_Information_.
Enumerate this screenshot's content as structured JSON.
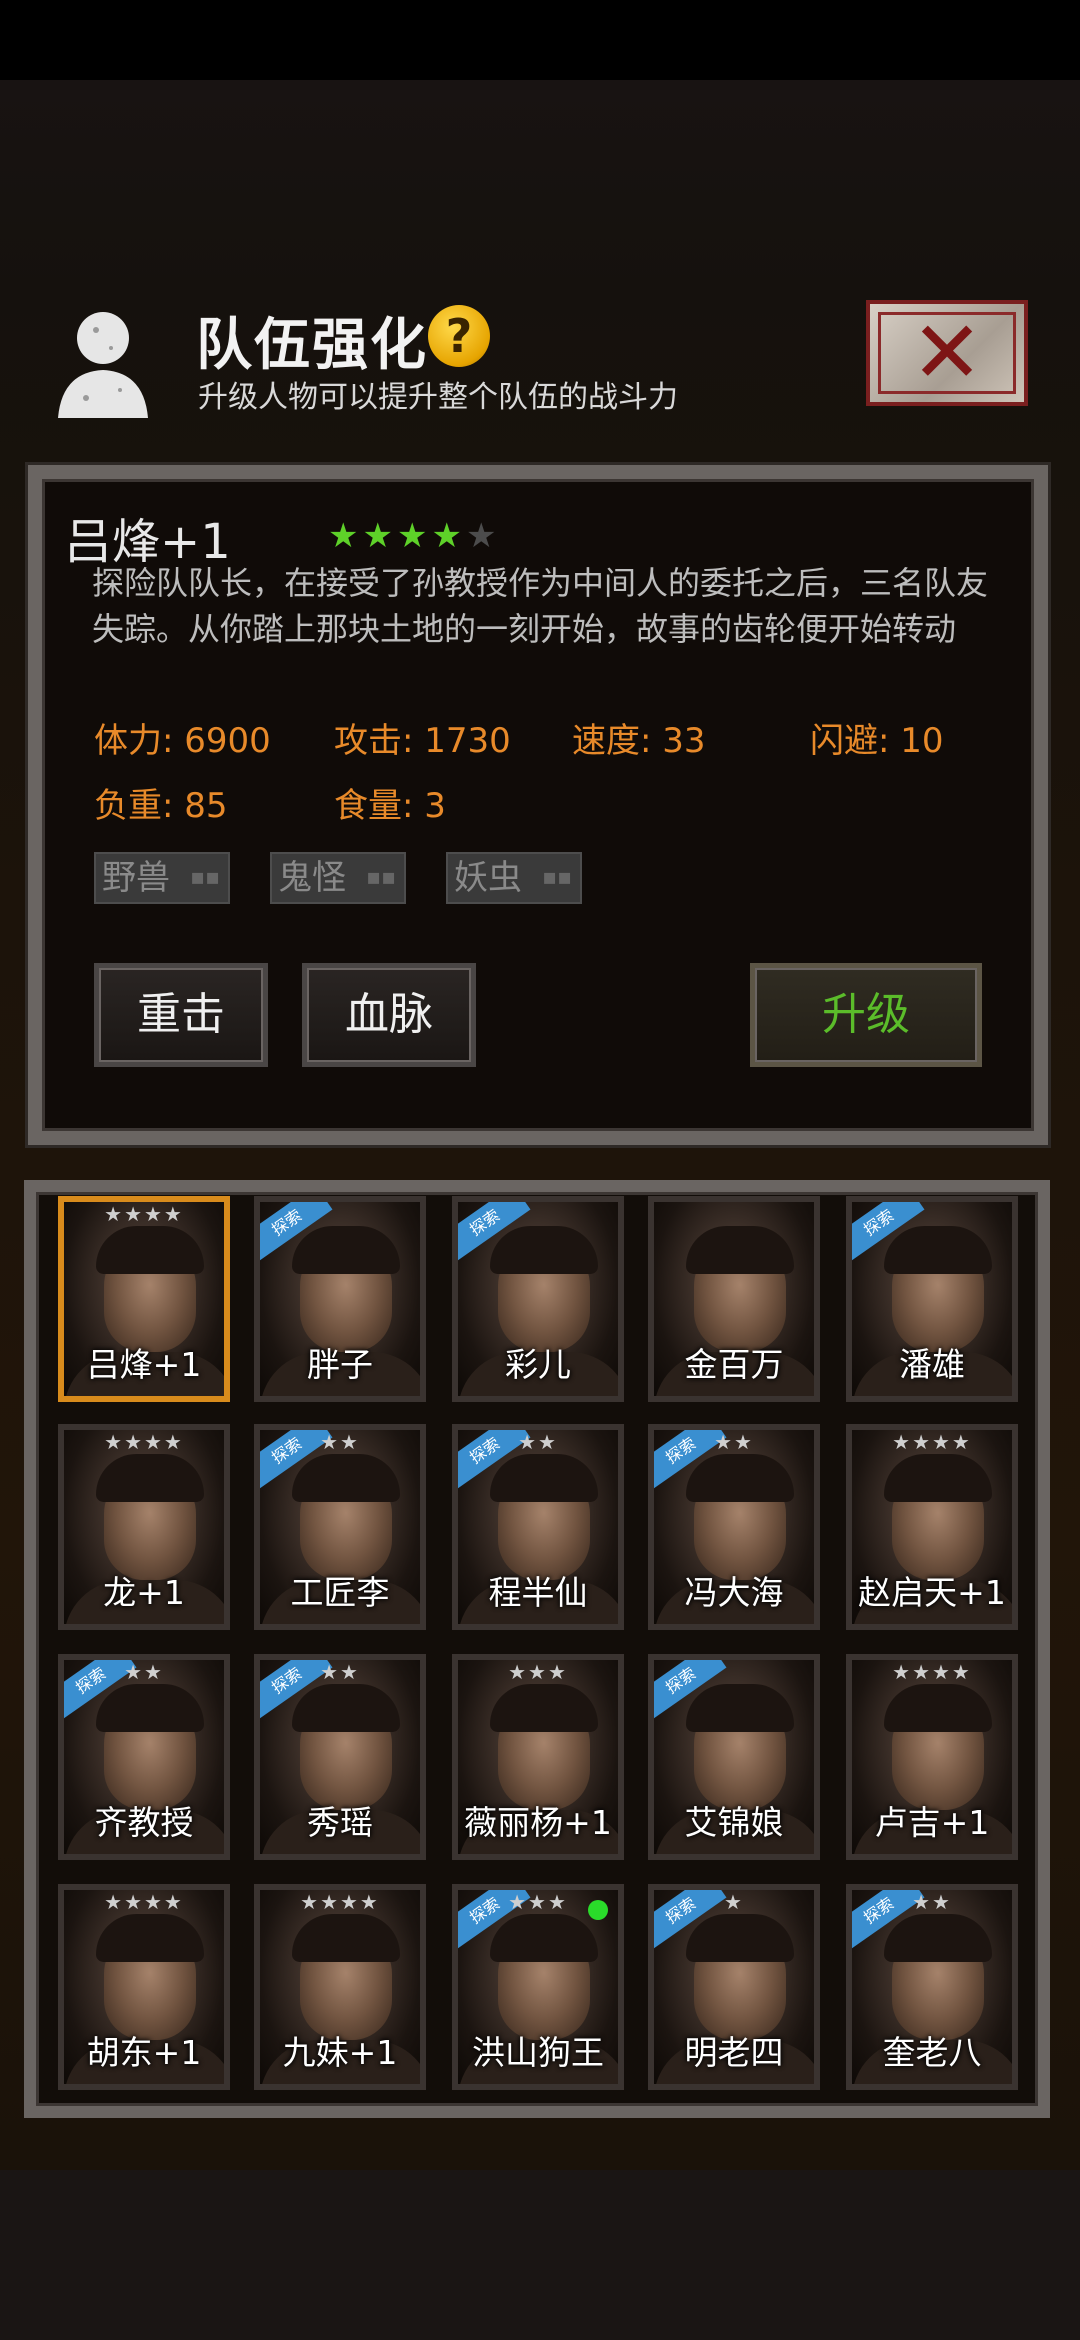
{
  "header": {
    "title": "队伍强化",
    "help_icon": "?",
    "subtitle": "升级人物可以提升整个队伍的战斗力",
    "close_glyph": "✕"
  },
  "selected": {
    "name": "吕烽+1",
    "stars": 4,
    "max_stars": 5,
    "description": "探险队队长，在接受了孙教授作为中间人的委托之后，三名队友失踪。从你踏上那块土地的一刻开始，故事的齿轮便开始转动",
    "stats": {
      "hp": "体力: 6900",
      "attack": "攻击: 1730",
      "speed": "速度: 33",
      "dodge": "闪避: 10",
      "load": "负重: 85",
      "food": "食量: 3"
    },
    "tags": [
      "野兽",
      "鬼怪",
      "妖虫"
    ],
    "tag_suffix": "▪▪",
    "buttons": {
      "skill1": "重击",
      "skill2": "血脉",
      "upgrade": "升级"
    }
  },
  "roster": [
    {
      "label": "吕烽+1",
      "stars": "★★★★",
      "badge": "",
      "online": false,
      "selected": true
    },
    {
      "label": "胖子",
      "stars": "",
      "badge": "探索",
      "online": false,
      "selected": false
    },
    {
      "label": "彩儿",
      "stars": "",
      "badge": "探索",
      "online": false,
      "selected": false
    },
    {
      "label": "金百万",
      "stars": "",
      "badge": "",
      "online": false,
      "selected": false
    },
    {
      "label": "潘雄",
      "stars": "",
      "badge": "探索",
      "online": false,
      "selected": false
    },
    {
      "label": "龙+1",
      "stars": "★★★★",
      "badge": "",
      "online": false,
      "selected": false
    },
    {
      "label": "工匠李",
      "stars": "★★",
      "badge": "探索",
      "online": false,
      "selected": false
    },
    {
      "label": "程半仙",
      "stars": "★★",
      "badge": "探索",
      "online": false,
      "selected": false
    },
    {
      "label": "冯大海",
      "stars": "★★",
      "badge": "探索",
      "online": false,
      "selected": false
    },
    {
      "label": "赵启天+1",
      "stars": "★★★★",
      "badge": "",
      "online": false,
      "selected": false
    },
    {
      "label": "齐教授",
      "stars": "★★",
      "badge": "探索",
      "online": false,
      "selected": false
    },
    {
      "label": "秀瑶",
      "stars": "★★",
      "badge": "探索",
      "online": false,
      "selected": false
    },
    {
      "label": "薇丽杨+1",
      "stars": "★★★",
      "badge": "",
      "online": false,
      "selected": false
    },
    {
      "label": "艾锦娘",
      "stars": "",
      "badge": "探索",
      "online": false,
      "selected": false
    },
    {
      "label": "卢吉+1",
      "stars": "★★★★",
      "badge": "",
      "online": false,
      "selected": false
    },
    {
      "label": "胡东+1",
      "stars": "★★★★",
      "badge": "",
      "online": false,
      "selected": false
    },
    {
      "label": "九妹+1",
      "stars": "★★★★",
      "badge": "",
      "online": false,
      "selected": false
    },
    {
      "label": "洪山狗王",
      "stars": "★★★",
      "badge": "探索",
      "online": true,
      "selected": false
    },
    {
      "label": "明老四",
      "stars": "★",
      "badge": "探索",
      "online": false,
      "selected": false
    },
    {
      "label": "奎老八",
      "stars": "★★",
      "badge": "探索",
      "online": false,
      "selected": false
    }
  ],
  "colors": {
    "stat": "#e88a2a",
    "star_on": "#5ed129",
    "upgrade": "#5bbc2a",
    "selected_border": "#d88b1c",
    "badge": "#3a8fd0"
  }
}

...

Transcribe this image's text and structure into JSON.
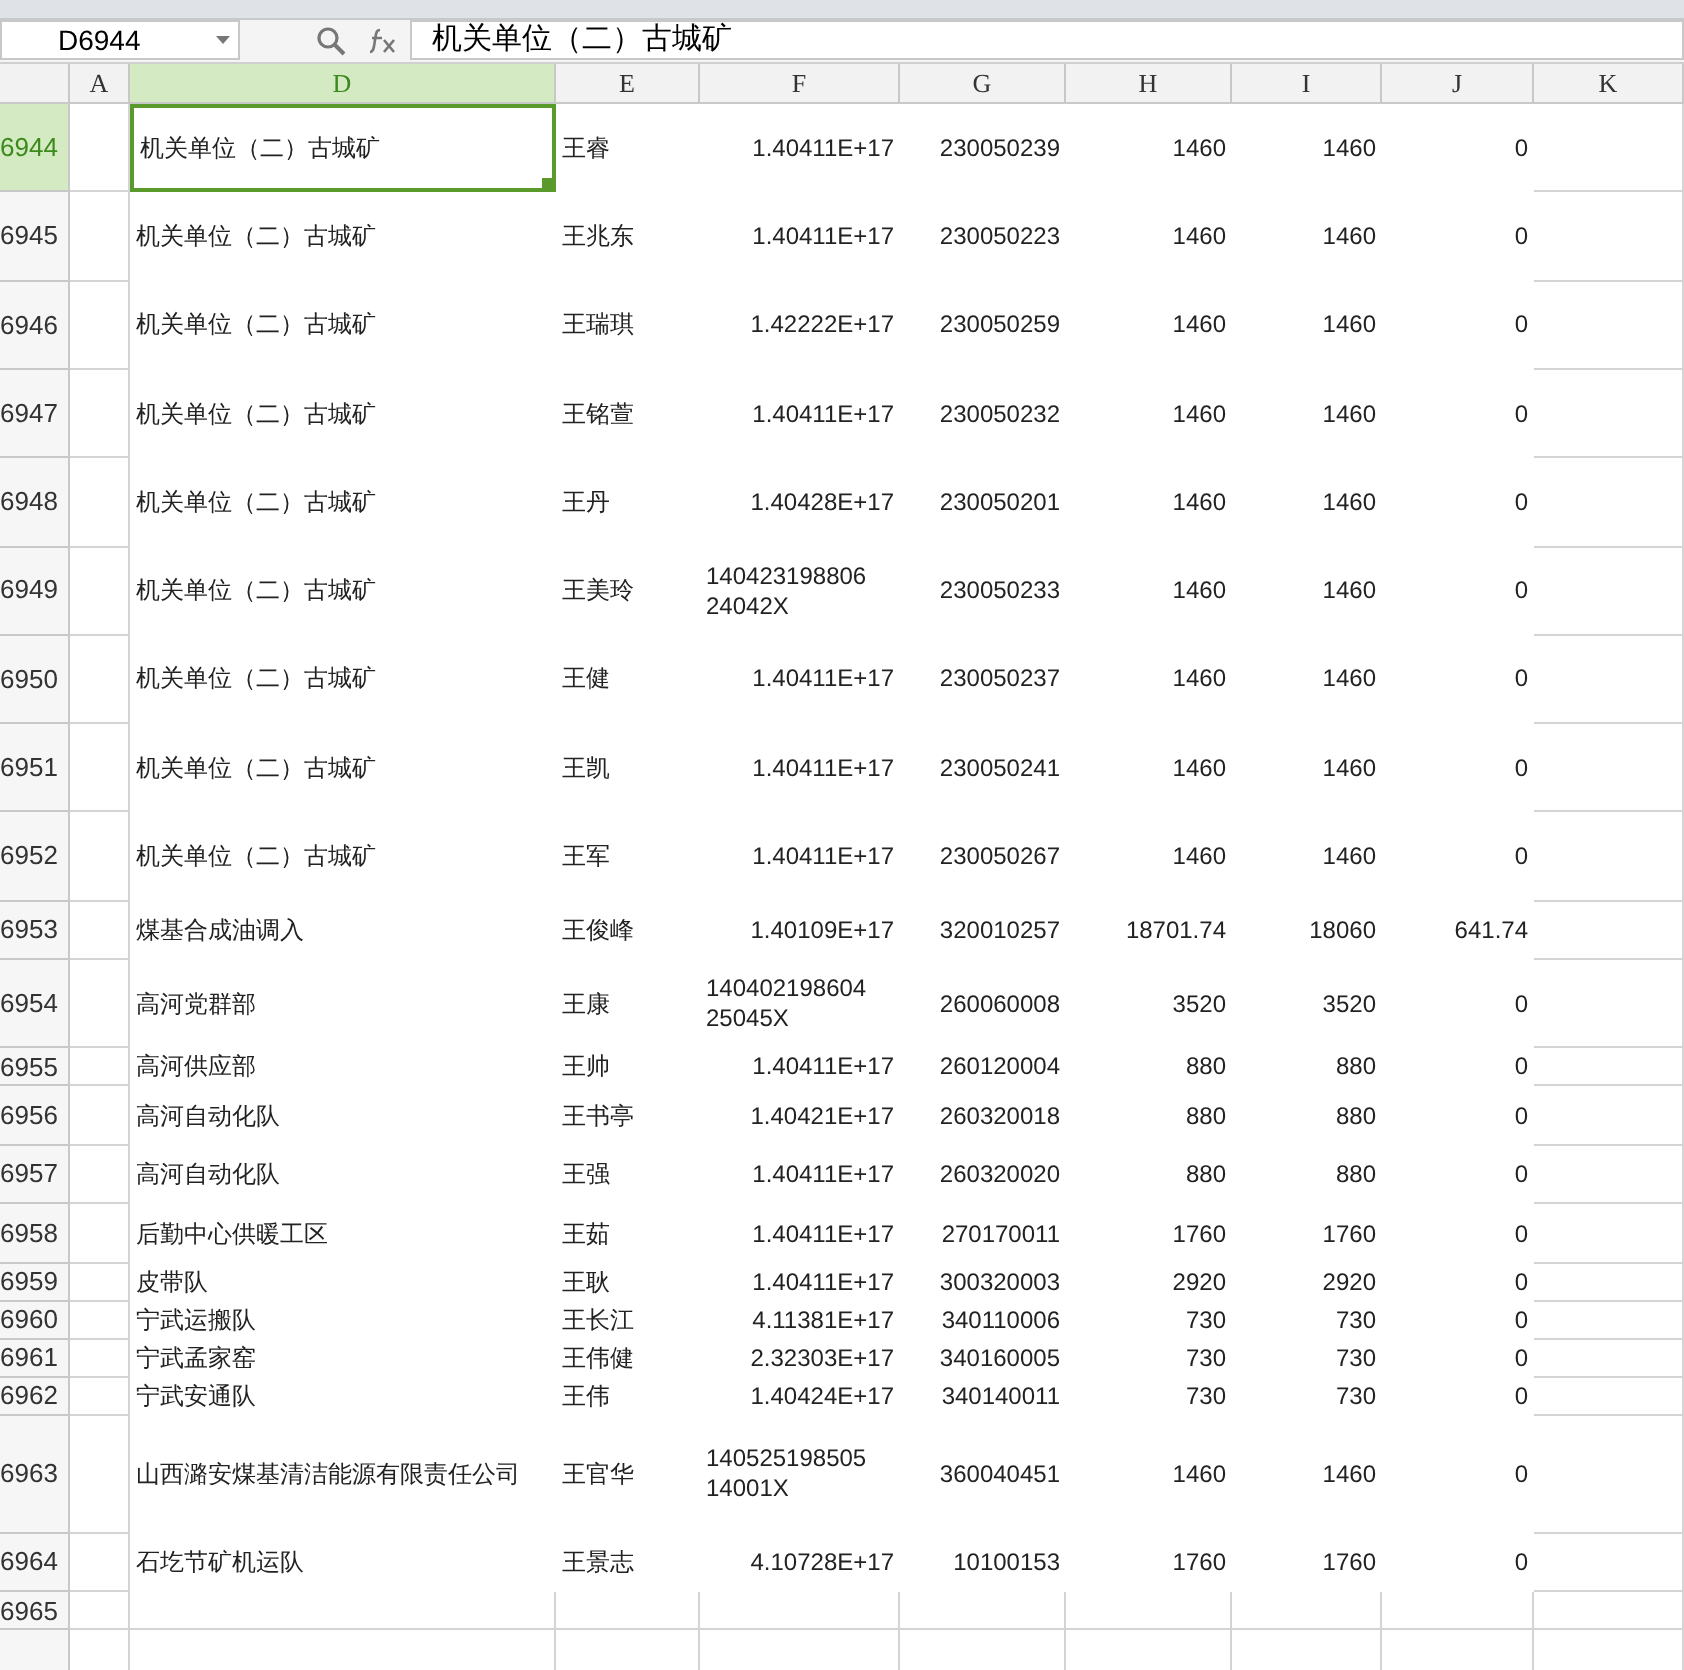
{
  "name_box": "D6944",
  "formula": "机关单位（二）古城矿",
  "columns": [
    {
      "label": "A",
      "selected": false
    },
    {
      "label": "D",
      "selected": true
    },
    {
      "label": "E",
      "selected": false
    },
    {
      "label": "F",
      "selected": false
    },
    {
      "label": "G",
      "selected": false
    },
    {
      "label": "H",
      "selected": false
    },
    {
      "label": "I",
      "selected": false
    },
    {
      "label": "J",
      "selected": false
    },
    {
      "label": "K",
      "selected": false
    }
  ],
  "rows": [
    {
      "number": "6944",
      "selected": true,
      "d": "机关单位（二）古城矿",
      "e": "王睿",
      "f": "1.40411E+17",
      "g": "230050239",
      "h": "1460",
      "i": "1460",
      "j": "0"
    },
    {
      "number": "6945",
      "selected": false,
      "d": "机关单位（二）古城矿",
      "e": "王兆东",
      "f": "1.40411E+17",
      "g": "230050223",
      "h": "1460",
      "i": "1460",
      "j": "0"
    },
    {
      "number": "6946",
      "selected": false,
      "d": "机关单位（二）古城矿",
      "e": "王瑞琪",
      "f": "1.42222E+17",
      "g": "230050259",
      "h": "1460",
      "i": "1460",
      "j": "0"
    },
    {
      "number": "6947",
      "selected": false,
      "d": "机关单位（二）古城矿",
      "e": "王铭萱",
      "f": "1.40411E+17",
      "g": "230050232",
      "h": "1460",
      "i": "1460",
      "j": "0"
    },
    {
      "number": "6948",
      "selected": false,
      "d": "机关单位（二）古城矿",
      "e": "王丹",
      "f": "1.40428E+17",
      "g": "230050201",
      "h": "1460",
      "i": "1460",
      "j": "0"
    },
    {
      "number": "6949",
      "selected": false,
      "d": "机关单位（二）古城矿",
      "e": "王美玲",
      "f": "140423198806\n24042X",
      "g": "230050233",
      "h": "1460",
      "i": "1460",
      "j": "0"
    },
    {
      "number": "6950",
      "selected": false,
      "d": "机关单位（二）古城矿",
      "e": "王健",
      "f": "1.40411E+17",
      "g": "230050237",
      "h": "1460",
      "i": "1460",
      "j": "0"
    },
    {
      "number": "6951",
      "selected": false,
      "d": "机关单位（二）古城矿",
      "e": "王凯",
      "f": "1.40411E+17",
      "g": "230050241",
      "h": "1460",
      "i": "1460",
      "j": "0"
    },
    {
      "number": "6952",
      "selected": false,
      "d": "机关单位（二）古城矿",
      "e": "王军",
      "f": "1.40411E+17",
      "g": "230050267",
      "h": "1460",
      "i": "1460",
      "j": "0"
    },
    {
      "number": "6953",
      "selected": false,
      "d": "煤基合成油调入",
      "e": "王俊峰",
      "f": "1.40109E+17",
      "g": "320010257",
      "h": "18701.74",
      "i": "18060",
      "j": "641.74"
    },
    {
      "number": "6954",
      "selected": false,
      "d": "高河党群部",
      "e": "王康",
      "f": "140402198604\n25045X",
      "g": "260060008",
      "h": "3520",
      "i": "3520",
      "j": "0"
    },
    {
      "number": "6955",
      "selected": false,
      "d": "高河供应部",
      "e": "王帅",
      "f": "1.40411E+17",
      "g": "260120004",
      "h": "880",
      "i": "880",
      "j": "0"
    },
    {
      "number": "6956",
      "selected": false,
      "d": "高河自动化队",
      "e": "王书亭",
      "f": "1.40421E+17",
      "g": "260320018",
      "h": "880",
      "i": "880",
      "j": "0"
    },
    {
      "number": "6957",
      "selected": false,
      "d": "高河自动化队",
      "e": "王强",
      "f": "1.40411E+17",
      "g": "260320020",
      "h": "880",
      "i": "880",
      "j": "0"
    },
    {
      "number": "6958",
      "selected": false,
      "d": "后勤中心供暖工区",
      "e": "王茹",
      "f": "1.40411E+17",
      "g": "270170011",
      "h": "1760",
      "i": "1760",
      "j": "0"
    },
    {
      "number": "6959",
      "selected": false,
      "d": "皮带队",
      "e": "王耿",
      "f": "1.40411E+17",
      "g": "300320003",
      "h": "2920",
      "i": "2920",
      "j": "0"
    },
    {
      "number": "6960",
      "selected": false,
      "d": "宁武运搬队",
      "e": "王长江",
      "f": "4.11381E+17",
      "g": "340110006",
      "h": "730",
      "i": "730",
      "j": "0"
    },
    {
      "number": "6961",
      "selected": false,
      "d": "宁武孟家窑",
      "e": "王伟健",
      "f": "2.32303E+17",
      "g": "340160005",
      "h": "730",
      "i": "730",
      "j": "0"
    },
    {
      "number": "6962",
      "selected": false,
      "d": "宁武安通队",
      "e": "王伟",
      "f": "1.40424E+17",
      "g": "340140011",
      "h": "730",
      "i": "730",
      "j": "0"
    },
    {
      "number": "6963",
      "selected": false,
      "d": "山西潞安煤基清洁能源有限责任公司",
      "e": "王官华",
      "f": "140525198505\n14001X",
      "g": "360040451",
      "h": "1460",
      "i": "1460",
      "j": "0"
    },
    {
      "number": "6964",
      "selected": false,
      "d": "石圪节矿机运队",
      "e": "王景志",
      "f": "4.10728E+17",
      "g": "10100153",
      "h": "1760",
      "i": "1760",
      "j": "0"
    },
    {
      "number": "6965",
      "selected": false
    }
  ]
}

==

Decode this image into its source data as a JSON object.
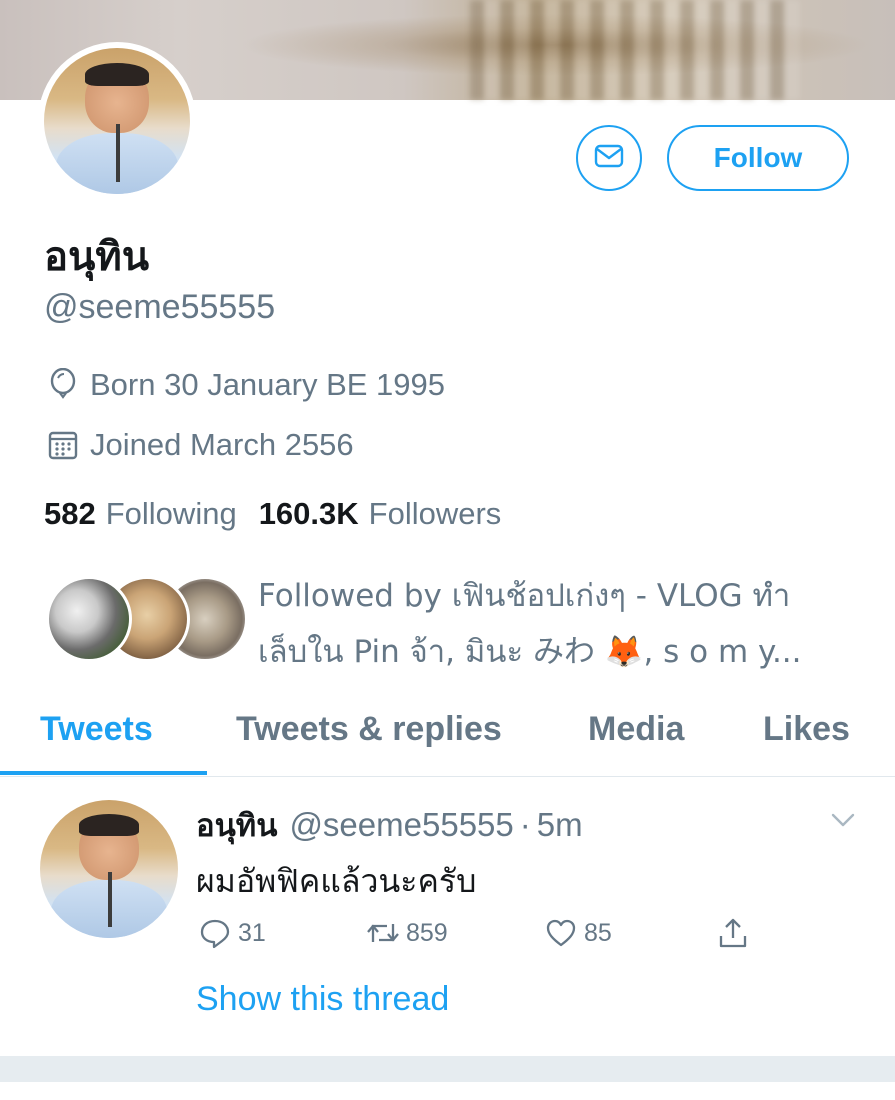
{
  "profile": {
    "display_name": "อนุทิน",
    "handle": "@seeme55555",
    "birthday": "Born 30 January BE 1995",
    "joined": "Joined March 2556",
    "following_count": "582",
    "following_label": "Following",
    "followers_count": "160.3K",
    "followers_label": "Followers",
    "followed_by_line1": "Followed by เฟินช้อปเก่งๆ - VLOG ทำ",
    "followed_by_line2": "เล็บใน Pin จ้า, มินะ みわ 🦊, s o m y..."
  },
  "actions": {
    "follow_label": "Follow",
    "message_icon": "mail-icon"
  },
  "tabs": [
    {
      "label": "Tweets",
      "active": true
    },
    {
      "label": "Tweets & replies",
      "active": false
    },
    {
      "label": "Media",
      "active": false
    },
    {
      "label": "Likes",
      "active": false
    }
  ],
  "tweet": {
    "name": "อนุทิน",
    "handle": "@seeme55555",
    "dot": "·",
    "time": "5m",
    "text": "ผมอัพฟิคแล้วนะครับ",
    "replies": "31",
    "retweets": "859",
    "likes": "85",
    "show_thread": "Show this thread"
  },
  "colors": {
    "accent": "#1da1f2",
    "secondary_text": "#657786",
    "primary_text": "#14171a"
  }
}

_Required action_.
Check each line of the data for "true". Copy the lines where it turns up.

_Response_.
      "selected": true
      "online": true,
      "selected": true
      "selected": true,
      "active": true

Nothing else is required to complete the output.